Skip to comments.Physicists suggest possible existence of other kinds of dark matter
Posted on 05/26/2013 4:08:21 PM PDT by neverdem
Credit: Phys. Rev. Lett. 110, 211302 (2013)
(Phys.org) A team of Harvard University physicists has proposed the possible existence of a type of dark matter not described by current physics models. In their paper published in the journal Physical Review Letters, the team suggests it's possible that not all dark matter is cold and collision-less.
In the visible universe, galaxies form into a disk shapethe Milky Way is a good example. All of its members align roughly along a single plane, this due to the forces of gravity and spin. Objects form into masses which, over time, spread out into a disk shape. Dark matter, on the other hand, appears to hover around galaxies like a halo, at least according to current models. It's seen as dark, cold and with so little energy that dark matter particles rarely if ever run into one another. The researchers in this new study suggest there may be other types of matter, however, that behaves more like visible matter. And, because of that, they suggest it could bunch up due to dark-matter-type gravity and form disks as well. These disks, which they describe as dark matter component double-disk dark matter, could represent as much as 5 percent of all existing dark matter.
For dark matter to clump, it would need to have other properties similar to visible matter as well. For that reason, the researchers suggest it's possible that there exists dark atoms, dark photons, and likely some form of dark electromagnetic force as well.

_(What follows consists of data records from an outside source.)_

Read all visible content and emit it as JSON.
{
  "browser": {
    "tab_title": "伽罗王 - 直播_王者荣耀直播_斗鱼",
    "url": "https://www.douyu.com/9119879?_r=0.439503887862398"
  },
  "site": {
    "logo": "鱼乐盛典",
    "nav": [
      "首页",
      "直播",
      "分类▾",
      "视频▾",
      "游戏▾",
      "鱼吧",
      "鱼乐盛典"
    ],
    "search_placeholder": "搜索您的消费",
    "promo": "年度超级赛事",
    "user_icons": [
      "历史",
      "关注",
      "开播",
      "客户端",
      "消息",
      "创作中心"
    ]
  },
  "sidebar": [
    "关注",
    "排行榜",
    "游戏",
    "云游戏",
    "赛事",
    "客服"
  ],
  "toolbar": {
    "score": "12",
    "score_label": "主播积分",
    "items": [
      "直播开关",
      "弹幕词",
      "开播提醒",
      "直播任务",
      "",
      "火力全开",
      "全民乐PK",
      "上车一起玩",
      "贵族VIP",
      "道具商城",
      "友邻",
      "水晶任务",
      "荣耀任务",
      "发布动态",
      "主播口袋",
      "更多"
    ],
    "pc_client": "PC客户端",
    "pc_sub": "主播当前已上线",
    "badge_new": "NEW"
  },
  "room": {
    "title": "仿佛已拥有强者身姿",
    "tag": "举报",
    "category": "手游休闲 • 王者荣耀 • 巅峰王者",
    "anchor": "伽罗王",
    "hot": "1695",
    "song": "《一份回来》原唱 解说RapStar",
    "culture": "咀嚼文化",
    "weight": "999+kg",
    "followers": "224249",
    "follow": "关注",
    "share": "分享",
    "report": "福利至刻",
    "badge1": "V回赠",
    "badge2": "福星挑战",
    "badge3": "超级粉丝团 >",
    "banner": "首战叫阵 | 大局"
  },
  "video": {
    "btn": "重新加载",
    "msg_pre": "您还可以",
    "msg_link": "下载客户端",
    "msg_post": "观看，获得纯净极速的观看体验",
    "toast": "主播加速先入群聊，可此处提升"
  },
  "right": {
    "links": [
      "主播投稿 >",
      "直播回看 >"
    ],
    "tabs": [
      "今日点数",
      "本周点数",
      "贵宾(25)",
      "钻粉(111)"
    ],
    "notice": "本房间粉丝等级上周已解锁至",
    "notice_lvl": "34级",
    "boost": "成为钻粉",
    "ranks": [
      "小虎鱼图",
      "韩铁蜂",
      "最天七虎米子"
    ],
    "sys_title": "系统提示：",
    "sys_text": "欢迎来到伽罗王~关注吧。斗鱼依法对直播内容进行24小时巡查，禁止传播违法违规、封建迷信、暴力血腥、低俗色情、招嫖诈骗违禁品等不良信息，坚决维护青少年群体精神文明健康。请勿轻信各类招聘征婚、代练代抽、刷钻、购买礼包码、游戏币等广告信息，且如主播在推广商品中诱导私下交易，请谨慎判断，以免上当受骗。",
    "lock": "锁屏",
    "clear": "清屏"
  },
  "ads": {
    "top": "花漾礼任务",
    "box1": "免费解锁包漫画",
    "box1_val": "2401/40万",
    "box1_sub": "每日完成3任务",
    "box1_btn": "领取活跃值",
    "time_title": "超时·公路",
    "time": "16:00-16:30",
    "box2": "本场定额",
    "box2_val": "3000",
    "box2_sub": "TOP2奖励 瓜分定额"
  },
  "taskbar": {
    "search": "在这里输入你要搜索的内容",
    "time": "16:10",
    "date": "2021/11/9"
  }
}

Research on dark matter over the years has led to a model that describes dark matter as existing in a ball shapegalaxies sit in the middle of the ball, which would mean observers living in a galaxy would "see" it as existing everywhere around them. But it's possible that other types of shapes exist as well, the researchers suggest, because there are other types of matter in the visible universe. They note that baryonic matter (matter made of strongly acting fermions known as baryons) is believed to make up approximately 5 percent of all matter in the known universe. For that reason, they conclude that it would appear likely that similar differences in dark matter would occur as well, and perhaps in nearly equal proportions.
If true, it would mean there could be whole dark galaxies out there, undetectable, yet as real as those we can see with the naked eye. Much more research will have to be done in this area before adding such types of dark matter to models in general use, of course. Until then, it will remain an abstract theory.
Astrophysicists suggest behavior of Fermi bubbles may be explained by dark matter
More information: Dark-Disk Universe, Phys. Rev. Lett. 110, 211302 (2013) prl.aps.org/abstract/PRL/v110/i21/e211302
We point out that current constraints on dark matter imply only that the majority of dark matter is cold and collisionless. A subdominant fraction of dark matter could have much stronger interactions. In particular, it could interact in a manner that dissipates energy, thereby cooling into a rotationally supported disk, much as baryons do. We call this proposed new dark matter component double-disk dark matter (DDDM). We argue that DDDM could constitute a fraction of all matter roughly as large as the fraction in baryons, and that it could be detected through its gravitational effects on the motion of stars in galaxies, for example. Furthermore, if DDDM can annihilate to gamma rays, it would give rise to an indirect detection signal distributed across the sky that differs dramatically from that predicted for ordinary dark matter. DDDM and more general partially interacting dark matter scenarios provide a large unexplored space of testable new physics ideas.
Journal reference: Physical Review Letters
© 2013 Phys.org
The laws of gravity don’t behave like we expect, therefore it must be magic pixie dust, or ether, or global warming or something.
GMTA but I didn’t have the guts to post it LOL!
Exactly, these morons have absolutely no clue
>> possible that not all dark matter is cold and collision-less.<<
Like my ex-wife...
>>dark matter as existing in a ball shape<<
Also like my ex-wife...
im not smart enough not to
I have a crazy idea. Why don’t they show me a single particle of regular “dark matter” before they tell me there are others?
Note the emergence of light matter through the portal...
“The laws of gravity dont behave like we expect, therefore it must be magic pixie dust,,,”
It never even crosses their mind that they could be wrong. I feel like in a few hundred years, physicists will shake their heads -in amazement- at the theories that gained mainstream acceptance in this era.
obama is dark matter in a quantum state when you aren’t looking at him he isnt there and even when you are you arent sure
The only reason I click on these threads is that I’m fascinated with the unknown. Unfortunately I don’t have the smarts to understand a darn thing they are saying.......but I’m still fascinated!
I produce some dark matter every morning.
Very Dark Matter
Really Dark Matter; and
Really, REALLY Dark Matter
Quite. I too am astonished at the contortions gone through to explain away the fact that their theories don’t explain the observed facts, rather than considering the possibility that their theories are themselves wrong, and trying to develop new theories that DO explain the observed facts.
OTOH, maybe dark matter does exist. I just object to the assumption that it MUST exist.
I also wonder if some of these anomalies might be explained by the existence of the other 8 or whatever dimensions required by the various string theories, etc.
I refer to it as my “morning Obama.”